LEIGH MP James Grundy has blasted proposals to split the town between the Makerfield seat and a proposed new 'Leigh South and Atherton' constituency.

Conservative MP Mr Grundy, who was elected to the seat in December 2019, has spoken out against the proposals affecting Leigh by the Boundary Commission for England.

While welcoming the proposed "unification of Atherton" into a single constituency, with the town currently split between Leigh and Bolton West & Atherton, Mr Grundy has hit out at other suggested amendments.

These include placing the Leigh West council ward area into the Makerfield constituency and the dividing of Astley between the Leigh seat and Worsley.

The MP said the change would create an "absurd situation" with "large parts of Leigh town centre" in "a seat made up primarily of Wigan suburbs" and a Makerfield constituency without Ashton.

In a statement, the Leigh MP said: “Whilst I welcome some aspects of these proposals, particularly the unification of Atherton within a single constituency, and recognising the town of Atherton within the constituency name, there are some severe flaws within the proposals overall.

“The Leigh constituency as it is now has grown considerably since the last review due to vast amounts of new development in the area, and as a consequence needs to be reduced in size, however splitting Leigh unequally between two constituencies is not the right approach.

“Taking the Leigh West ward from Leigh and putting it in Makerfield in exchange for Ashton ward creates an absurd situation where you have a Leigh seat where large parts of Leigh town centre would be in a seat made up primarily of Wigan suburbs, and a Makerfield seat without Ashton-in-Makerfield. I predict these proposals will generate strong community opposition on that basis alone.

“This is why I will be strongly advocating for my constituents in the Leigh West ward to remain within the Leigh constituency where they naturally belong, and for Ashton to remain in the Makerfield seat.

“I also have concerns regarding the proposed boundary between Astley and Tyldesley. The boundary as proposed splits Astley between two constituencies, the Leigh seat and the Worsley seat. While this is currently a ward boundary, it is not a natural one."

Mr Grundy added: “I have reached out to both the Labour MP for Makerfield, Yvonne Fovargue, and a senior local Labour councillor in the hope that, just as the last time the Commission proposed a similar split of Leigh, we can present a united front from all political parties on this issue.

“I'll be fighting to 'Keep Leigh in Leigh', and I hope everyone locally, of whatever political persuasion, will back me to the hilt on this, and fight with me to keep our town together.”

The redrawing of the boundaries is intended to reflect population shifts and the government's aim that all Parliamentary constituencies contain roughly the same number of electors.

Under the Boundary Commission for England's proposals, England will have 10 additional House of Commons seats overall once the changes have come into effect.
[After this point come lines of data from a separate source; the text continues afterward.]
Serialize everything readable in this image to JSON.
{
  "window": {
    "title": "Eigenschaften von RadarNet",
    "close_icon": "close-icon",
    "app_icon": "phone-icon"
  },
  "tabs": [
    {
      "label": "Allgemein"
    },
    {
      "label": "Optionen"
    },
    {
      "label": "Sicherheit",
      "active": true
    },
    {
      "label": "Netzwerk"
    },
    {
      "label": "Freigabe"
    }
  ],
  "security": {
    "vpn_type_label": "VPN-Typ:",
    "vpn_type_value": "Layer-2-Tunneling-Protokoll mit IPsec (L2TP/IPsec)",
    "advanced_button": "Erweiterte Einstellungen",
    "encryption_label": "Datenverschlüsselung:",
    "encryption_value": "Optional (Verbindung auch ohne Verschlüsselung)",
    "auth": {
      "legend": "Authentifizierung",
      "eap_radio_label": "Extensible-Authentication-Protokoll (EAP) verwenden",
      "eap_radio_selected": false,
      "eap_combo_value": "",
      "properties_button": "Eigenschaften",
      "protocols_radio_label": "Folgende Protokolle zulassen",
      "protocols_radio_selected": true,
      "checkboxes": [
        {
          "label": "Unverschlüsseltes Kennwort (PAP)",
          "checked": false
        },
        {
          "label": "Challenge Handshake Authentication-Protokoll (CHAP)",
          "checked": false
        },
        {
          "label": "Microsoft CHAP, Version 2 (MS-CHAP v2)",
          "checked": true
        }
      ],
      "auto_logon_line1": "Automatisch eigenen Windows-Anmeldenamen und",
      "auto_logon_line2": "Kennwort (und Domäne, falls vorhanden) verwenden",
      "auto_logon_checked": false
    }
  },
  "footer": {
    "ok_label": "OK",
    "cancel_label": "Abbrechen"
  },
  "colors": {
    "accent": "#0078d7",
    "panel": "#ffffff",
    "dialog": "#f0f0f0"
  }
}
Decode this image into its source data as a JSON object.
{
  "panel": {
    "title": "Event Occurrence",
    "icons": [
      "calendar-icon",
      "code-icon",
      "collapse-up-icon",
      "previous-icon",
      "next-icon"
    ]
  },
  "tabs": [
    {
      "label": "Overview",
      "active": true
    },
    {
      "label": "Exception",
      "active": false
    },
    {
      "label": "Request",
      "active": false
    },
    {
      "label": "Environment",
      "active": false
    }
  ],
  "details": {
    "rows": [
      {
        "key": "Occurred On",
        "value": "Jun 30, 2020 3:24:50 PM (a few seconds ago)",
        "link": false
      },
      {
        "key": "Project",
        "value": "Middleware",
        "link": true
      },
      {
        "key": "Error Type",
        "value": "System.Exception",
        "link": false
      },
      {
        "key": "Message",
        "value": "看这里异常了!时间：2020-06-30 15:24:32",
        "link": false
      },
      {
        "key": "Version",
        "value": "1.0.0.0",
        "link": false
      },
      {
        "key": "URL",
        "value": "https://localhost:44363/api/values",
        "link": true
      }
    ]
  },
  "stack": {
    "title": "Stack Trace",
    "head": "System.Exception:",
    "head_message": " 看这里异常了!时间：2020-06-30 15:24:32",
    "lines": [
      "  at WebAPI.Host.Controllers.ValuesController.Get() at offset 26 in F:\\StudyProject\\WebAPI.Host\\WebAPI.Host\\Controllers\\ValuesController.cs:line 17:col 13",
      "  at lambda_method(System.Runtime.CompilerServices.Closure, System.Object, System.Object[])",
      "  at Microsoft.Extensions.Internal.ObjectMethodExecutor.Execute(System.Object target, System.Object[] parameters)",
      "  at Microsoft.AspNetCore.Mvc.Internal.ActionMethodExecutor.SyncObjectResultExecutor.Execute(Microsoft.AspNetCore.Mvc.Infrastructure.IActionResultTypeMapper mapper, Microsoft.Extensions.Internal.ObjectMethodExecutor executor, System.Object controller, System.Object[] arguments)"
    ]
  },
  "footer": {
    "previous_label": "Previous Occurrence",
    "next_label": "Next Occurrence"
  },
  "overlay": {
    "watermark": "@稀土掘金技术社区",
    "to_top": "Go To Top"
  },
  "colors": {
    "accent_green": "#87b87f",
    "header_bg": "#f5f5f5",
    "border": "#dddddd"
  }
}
Scotland loses two and Wales loses eight.

There is variation between different regions in England, with, broadly, the south getting more seats ands the north fewer.